The basalt outcrop represents a deep ‘river’ of red-hot molten lava that filled a former valley in the underlying Strzelecki sediments. As the rock cooled it solidified and then contracted forming cracks that initially resembled three-pointed stars that formed polygons when they grew—a bit like mud cracks. However, these polygonal cracks then grew downward from the surface through the entire rock to form columns. The length of the columns indicates the thickness of the lava flow.
You can see that the columns are about 60 cm across and generally hexagonal. Notice that the rock within each column is fractured into smaller pieces forming a collection of rounded ‘onion’ shapes that look like a cobbled road-surface.
Immediately to the south of the steps, before reaching the sandstone outcrops, the embankment exposes loose, friable material that is likely a deposit from flowing water (fluvial deposit) and probably post-Flood. A small creek runs onto the beach just alongside the sandstone outcrop. Use the wooden stairs to see the course of the creek along the top of the headland.) The small creek and the little bay forming Bonwicks Beach are eroded along the contact between the base of the basalt and the underlying Strzelecki sediments.
Note the sand on Bonwicks Beach, its composition, size, and shape of the grains. Compare and contrast the sand on the beach with the sand in the sandstone rock platform. Where did the different sands come from? How far have they been transported and for how long? Check the beach sand for ripple marks and animal footprints. What would it take to preserve these marks as a rock? Check also for patterns of erosion produced in the sand by seepage and small streams. Imagine these patterns were hundreds of times larger—the size of mountain ranges and valleys—and think about how these processes could explain how landforms could be produced. Notice how the sand on the beach sits on top of the sandstone and basalt outcrops indicating that the beach deposit is younger than both. This is how geologists work out the relative ages of different rocks.
From this site you can have a good view of Cape Woolamai. Notice the shape of the granite pluton, how the land rises abruptly from the ocean and the topof the cape slopes to the north. Notice the huge sand deposit connecting the granite to Phillip Island, forming a tombolo structure. You should be able to see the pink colour of the granite along the distant shore.

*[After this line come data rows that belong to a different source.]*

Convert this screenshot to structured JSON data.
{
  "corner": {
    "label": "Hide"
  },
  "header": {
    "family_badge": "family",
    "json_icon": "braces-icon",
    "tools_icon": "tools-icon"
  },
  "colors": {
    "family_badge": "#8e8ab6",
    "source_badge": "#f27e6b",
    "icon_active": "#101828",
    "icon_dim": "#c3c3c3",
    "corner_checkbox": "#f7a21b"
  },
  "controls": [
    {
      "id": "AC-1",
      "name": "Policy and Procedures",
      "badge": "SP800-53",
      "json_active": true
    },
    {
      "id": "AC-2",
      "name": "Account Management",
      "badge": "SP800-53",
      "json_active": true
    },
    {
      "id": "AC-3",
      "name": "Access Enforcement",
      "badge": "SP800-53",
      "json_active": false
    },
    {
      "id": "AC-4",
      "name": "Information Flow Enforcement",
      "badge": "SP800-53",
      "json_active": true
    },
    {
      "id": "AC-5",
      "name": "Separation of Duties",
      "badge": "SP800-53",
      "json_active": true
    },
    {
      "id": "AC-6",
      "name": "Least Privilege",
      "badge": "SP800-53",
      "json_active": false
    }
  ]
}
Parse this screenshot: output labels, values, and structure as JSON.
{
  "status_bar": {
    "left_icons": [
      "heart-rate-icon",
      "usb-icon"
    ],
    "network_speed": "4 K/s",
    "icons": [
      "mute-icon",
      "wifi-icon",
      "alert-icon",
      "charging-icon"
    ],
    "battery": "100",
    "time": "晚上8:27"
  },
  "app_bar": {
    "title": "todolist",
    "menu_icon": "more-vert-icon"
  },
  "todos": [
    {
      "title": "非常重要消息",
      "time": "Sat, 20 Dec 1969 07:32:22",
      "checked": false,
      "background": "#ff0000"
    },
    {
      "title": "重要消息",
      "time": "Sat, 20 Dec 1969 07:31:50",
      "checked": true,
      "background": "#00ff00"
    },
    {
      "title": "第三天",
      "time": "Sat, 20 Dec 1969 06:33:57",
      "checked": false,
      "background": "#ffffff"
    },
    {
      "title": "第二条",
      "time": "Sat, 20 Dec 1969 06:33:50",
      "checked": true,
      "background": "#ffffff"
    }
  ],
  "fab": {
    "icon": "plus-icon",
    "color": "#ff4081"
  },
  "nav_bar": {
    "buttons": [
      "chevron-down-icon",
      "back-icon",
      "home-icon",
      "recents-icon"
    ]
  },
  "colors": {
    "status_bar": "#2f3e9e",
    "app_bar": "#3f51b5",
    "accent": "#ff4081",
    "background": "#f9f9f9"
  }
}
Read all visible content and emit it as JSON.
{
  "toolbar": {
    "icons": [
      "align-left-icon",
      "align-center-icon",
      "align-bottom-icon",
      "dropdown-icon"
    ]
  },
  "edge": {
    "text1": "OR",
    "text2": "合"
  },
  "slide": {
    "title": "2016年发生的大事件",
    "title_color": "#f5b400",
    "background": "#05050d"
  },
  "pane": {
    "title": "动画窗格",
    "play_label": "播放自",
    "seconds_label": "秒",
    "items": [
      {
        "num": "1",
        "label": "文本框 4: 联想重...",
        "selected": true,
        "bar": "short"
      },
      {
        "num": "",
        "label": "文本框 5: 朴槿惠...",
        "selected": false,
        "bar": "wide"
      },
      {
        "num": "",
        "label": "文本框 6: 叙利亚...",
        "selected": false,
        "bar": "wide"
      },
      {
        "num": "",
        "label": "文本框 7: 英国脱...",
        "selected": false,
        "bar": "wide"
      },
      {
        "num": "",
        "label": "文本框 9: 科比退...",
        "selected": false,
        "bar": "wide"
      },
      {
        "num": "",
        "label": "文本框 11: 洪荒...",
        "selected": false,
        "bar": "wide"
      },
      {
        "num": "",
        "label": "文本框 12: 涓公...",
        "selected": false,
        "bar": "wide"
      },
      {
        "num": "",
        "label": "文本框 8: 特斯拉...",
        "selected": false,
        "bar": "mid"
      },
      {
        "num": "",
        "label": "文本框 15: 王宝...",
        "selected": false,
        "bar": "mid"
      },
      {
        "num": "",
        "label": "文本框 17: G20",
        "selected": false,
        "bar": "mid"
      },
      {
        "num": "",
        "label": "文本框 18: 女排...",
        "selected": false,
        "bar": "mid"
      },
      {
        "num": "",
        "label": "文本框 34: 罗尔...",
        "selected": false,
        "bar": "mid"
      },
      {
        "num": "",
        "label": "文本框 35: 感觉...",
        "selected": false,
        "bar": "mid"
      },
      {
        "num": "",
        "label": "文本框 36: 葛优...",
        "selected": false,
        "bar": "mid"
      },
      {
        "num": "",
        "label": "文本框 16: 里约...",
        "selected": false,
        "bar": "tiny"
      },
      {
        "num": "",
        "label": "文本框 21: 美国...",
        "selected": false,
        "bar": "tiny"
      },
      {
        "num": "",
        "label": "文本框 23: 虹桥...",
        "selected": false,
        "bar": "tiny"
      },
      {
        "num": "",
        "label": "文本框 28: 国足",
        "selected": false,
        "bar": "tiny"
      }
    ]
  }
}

At the top of the stairs near the carpark is a small granite monument commemorating George Bass and his voyage in the whaleboat. The monument will allow you to get a good look at the mineral structure of granite. Look for the three main minerals, quartz (grey, translucent), orthoclase (pink) and plagioclase (white). See how the minerals are interlocking—they are not just pushed together like sandstone. Notice that the granite also contains a black ‘accessory’ mineral.
This site gives a good understanding of the relationship between the Strzelecki Group, the overlying basalt, the creek deposits and the modern beach sand. It illustrates the way geologists determine the timing of different geological events. It shows the involvement of water in the deposition and erosion of the various rock units and the magnitude of the lava flows. The sediments, including conspicuous beds of conglomerate containing pebbles of Cape Woolamai granite, point to a period of extensive erosion after the emplacement of the granite.